Bread Furst’s Furstenberg, who supplied the loaves for the dinner, had another perspective. The baker viewed the gathering as a sort of preemptive strike of hospitality. Boulud knows, Furstenberg said, that “some chefs may resent” a big celebrity chef encroaching on their turf.

“What better way to forestall that jealousy than to reach out and embrace the chefs of Washington, so we have to embrace back?” he asked.

The day after the meal, Boulud sat down at The Post and talked more about the gathering as well as his plans for Washington. No doubt looking more refreshed than many of the chefs who’d attended the dinner, Boulud sported an open-collared dress shirt with his initials monogrammed a few inches above the waist. His brown hair was neatly parted on the left, as always. He was quick to laugh — and just as quick to prove himself a loyal member of the local restaurant community.

“I have no pretension that I belong in D.C. I mean, I have to be cautious on how we do our restaurant,” Boulud said. “I think there are a lot of chefs in D.C. who have made D.C. what it is today. I am very respectful to them. I’m very admiring of what they’ve done.

“I understand that we have to be very careful at the beginning,” the chef added. “I’ve seen so many horror scenes of chefs coming in and raiding one place. You know what I mean? Because you pull the manager, and the manager takes a bundle [of employees] with him, and that’s not good. . . . We’re going to really be respectful to everyone in that case. I think it’s very important.”

His decision to open a DBGB in Washington is, in some ways, a bold one.
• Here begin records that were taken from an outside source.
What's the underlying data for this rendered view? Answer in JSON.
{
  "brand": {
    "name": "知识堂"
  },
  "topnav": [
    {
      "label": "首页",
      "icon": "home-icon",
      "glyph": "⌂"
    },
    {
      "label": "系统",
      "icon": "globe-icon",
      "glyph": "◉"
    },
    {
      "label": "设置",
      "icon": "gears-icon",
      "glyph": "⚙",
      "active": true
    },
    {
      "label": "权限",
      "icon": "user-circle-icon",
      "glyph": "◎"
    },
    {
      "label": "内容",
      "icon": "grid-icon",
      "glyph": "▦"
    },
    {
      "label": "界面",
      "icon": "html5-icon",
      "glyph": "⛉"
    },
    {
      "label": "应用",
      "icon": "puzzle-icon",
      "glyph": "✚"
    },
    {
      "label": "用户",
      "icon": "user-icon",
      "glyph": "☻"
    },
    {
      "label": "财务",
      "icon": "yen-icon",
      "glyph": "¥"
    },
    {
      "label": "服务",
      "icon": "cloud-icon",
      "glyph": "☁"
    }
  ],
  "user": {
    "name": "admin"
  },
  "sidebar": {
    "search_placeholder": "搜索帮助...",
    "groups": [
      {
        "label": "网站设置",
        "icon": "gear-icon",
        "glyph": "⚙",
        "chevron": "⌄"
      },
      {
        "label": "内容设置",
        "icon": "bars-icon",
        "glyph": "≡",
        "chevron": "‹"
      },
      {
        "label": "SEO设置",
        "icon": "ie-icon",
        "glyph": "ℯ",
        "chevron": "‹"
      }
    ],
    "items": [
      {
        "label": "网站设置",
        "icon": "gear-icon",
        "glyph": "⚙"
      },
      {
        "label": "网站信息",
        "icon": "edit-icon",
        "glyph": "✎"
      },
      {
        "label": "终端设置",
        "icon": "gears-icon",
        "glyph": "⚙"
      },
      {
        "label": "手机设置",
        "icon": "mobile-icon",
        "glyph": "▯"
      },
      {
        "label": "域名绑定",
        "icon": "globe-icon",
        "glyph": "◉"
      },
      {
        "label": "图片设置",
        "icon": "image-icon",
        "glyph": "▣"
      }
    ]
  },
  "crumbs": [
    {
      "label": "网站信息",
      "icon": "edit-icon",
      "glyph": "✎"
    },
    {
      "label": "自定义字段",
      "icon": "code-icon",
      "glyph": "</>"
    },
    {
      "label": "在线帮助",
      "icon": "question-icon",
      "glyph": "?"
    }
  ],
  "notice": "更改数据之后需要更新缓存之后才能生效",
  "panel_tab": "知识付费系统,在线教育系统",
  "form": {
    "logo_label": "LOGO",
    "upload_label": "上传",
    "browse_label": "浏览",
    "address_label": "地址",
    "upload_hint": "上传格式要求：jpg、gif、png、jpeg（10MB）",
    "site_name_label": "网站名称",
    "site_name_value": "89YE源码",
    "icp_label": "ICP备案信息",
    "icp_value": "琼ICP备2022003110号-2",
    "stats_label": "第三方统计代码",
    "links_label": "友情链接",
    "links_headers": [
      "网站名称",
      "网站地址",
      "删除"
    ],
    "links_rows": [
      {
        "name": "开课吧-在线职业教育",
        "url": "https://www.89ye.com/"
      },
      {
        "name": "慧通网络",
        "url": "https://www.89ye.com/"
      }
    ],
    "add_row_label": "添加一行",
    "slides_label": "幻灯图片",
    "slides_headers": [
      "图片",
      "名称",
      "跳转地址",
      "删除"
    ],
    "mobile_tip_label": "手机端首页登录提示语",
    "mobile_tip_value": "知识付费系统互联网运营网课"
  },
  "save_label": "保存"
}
Named for New York’s defunct live-music club CBGB, which nurtured the tortured souls who defined the early punk rock movement, DBGB is a sort of homage to the Bowery neighborhood and its history as a restaurant supply district. Boulud said DBGB’s casual touch should be perfect for the District’s increasingly informal dining scene. Plus, its menu is approachable, mixing French, American and other influences to the point where the lines begin to blur. You’ll find classic French charcuterie next to American-style burgers next to Thai-spiced sausages.

Boulud, the guy who practically invented the chef-driven hamburger with his DB Burger (stuffed with braised short ribs and foie gras), said he plans a special patty for the new place. “I want to create a burger for D.C.,” he said, “something with some DNA of D.C. So that’s coming up.”

Can he reveal any of his burger machinations? “Oh, something interesting,” Boulud teased.

Then he smiled. He wasn’t going tell us anything, was he?

“Not today,” the chef said, releasing a throaty laugh.

If not hamburgers, then what about sausages, an item DBGB holds dear? The Bowery restaurant caters to the sausage crowd with a line of links that include an all-beef weiner and a lamb-and-mint merguez. Perhaps Boulud could find room on his menu for Washington’s signature sausage, the half-smoke, that half-beef, half-pork, always spicy banger with the mysterious origins?

Boulud had never heard of it, but you could see the cogs and flywheels start to turn in his brain.

“Oh,” he said, “that’s an aspiration right there that we can work on.”

Was he serious? Could Washington look forward to a Daniel Boulud-branded half-smoke in the future?

“Sounds like a good one,” he said. “We’re going to try to find one today on the way out of town.”